> **Exercise directions**:
Copy the data that follows, character for character, minus the pictures.

> **Entries shown**:
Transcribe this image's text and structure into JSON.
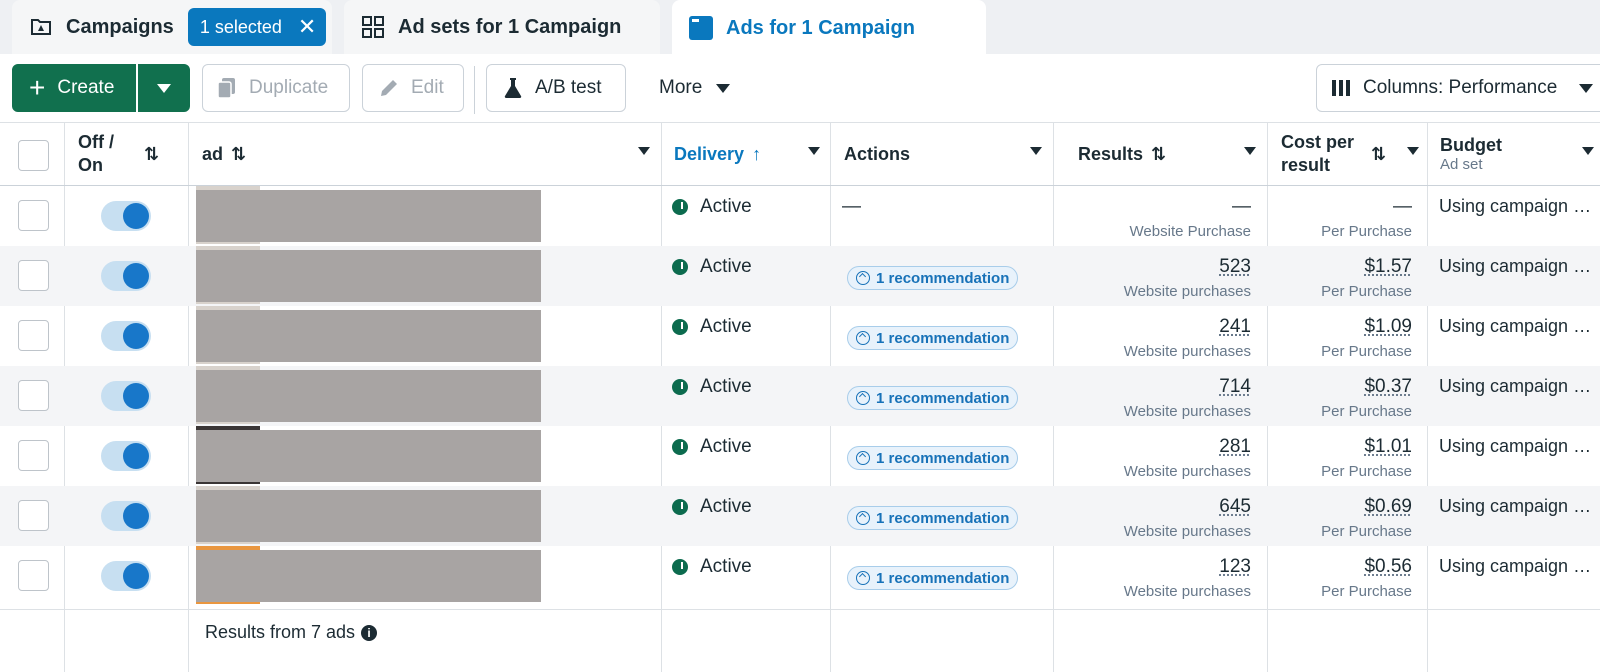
{
  "tabs": {
    "campaigns": {
      "label": "Campaigns",
      "selected_pill": "1 selected",
      "close": "✕"
    },
    "adsets": {
      "label": "Ad sets for 1 Campaign"
    },
    "ads": {
      "label": "Ads for 1 Campaign"
    }
  },
  "toolbar": {
    "create_label": "Create",
    "duplicate_label": "Duplicate",
    "edit_label": "Edit",
    "ab_test_label": "A/B test",
    "more_label": "More",
    "columns_label": "Columns: Performance"
  },
  "columns": {
    "offon": "Off / On",
    "ad": "ad",
    "delivery": "Delivery",
    "actions": "Actions",
    "results": "Results",
    "cost_per_result": "Cost per result",
    "budget": "Budget",
    "budget_sub": "Ad set"
  },
  "rows": [
    {
      "enabled": true,
      "delivery": "Active",
      "actions": "—",
      "results": "—",
      "results_sub": "Website Purchase",
      "cpr": "—",
      "cpr_sub": "Per Purchase",
      "budget": "Using campaign budget"
    },
    {
      "enabled": true,
      "delivery": "Active",
      "actions": "1 recommendation",
      "results": "523",
      "results_sub": "Website purchases",
      "cpr": "$1.57",
      "cpr_sub": "Per Purchase",
      "budget": "Using campaign budget"
    },
    {
      "enabled": true,
      "delivery": "Active",
      "actions": "1 recommendation",
      "results": "241",
      "results_sub": "Website purchases",
      "cpr": "$1.09",
      "cpr_sub": "Per Purchase",
      "budget": "Using campaign budget"
    },
    {
      "enabled": true,
      "delivery": "Active",
      "actions": "1 recommendation",
      "results": "714",
      "results_sub": "Website purchases",
      "cpr": "$0.37",
      "cpr_sub": "Per Purchase",
      "budget": "Using campaign budget"
    },
    {
      "enabled": true,
      "delivery": "Active",
      "actions": "1 recommendation",
      "results": "281",
      "results_sub": "Website purchases",
      "cpr": "$1.01",
      "cpr_sub": "Per Purchase",
      "budget": "Using campaign budget"
    },
    {
      "enabled": true,
      "delivery": "Active",
      "actions": "1 recommendation",
      "results": "645",
      "results_sub": "Website purchases",
      "cpr": "$0.69",
      "cpr_sub": "Per Purchase",
      "budget": "Using campaign budget"
    },
    {
      "enabled": true,
      "delivery": "Active",
      "actions": "1 recommendation",
      "results": "123",
      "results_sub": "Website purchases",
      "cpr": "$0.56",
      "cpr_sub": "Per Purchase",
      "budget": "Using campaign budget"
    }
  ],
  "footer": {
    "summary": "Results from 7 ads"
  },
  "colors": {
    "accent": "#0a78be",
    "create_green": "#11704e",
    "active_green": "#0c6b4e"
  }
}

> **Task solution**:
Transcribe this image's text and structure into JSON.
{
  "tabs": {
    "campaigns": {
      "label": "Campaigns",
      "selected_pill": "1 selected",
      "close": "✕"
    },
    "adsets": {
      "label": "Ad sets for 1 Campaign"
    },
    "ads": {
      "label": "Ads for 1 Campaign"
    }
  },
  "toolbar": {
    "create_label": "Create",
    "duplicate_label": "Duplicate",
    "edit_label": "Edit",
    "ab_test_label": "A/B test",
    "more_label": "More",
    "columns_label": "Columns: Performance"
  },
  "columns": {
    "offon": "Off / On",
    "ad": "ad",
    "delivery": "Delivery",
    "actions": "Actions",
    "results": "Results",
    "cost_per_result": "Cost per result",
    "budget": "Budget",
    "budget_sub": "Ad set"
  },
  "rows": [
    {
      "enabled": true,
      "delivery": "Active",
      "actions": "—",
      "results": "—",
      "results_sub": "Website Purchase",
      "cpr": "—",
      "cpr_sub": "Per Purchase",
      "budget": "Using campaign budget"
    },
    {
      "enabled": true,
      "delivery": "Active",
      "actions": "1 recommendation",
      "results": "523",
      "results_sub": "Website purchases",
      "cpr": "$1.57",
      "cpr_sub": "Per Purchase",
      "budget": "Using campaign budget"
    },
    {
      "enabled": true,
      "delivery": "Active",
      "actions": "1 recommendation",
      "results": "241",
      "results_sub": "Website purchases",
      "cpr": "$1.09",
      "cpr_sub": "Per Purchase",
      "budget": "Using campaign budget"
    },
    {
      "enabled": true,
      "delivery": "Active",
      "actions": "1 recommendation",
      "results": "714",
      "results_sub": "Website purchases",
      "cpr": "$0.37",
      "cpr_sub": "Per Purchase",
      "budget": "Using campaign budget"
    },
    {
      "enabled": true,
      "delivery": "Active",
      "actions": "1 recommendation",
      "results": "281",
      "results_sub": "Website purchases",
      "cpr": "$1.01",
      "cpr_sub": "Per Purchase",
      "budget": "Using campaign budget"
    },
    {
      "enabled": true,
      "delivery": "Active",
      "actions": "1 recommendation",
      "results": "645",
      "results_sub": "Website purchases",
      "cpr": "$0.69",
      "cpr_sub": "Per Purchase",
      "budget": "Using campaign budget"
    },
    {
      "enabled": true,
      "delivery": "Active",
      "actions": "1 recommendation",
      "results": "123",
      "results_sub": "Website purchases",
      "cpr": "$0.56",
      "cpr_sub": "Per Purchase",
      "budget": "Using campaign budget"
    }
  ],
  "footer": {
    "summary": "Results from 7 ads"
  },
  "colors": {
    "accent": "#0a78be",
    "create_green": "#11704e",
    "active_green": "#0c6b4e"
  }
}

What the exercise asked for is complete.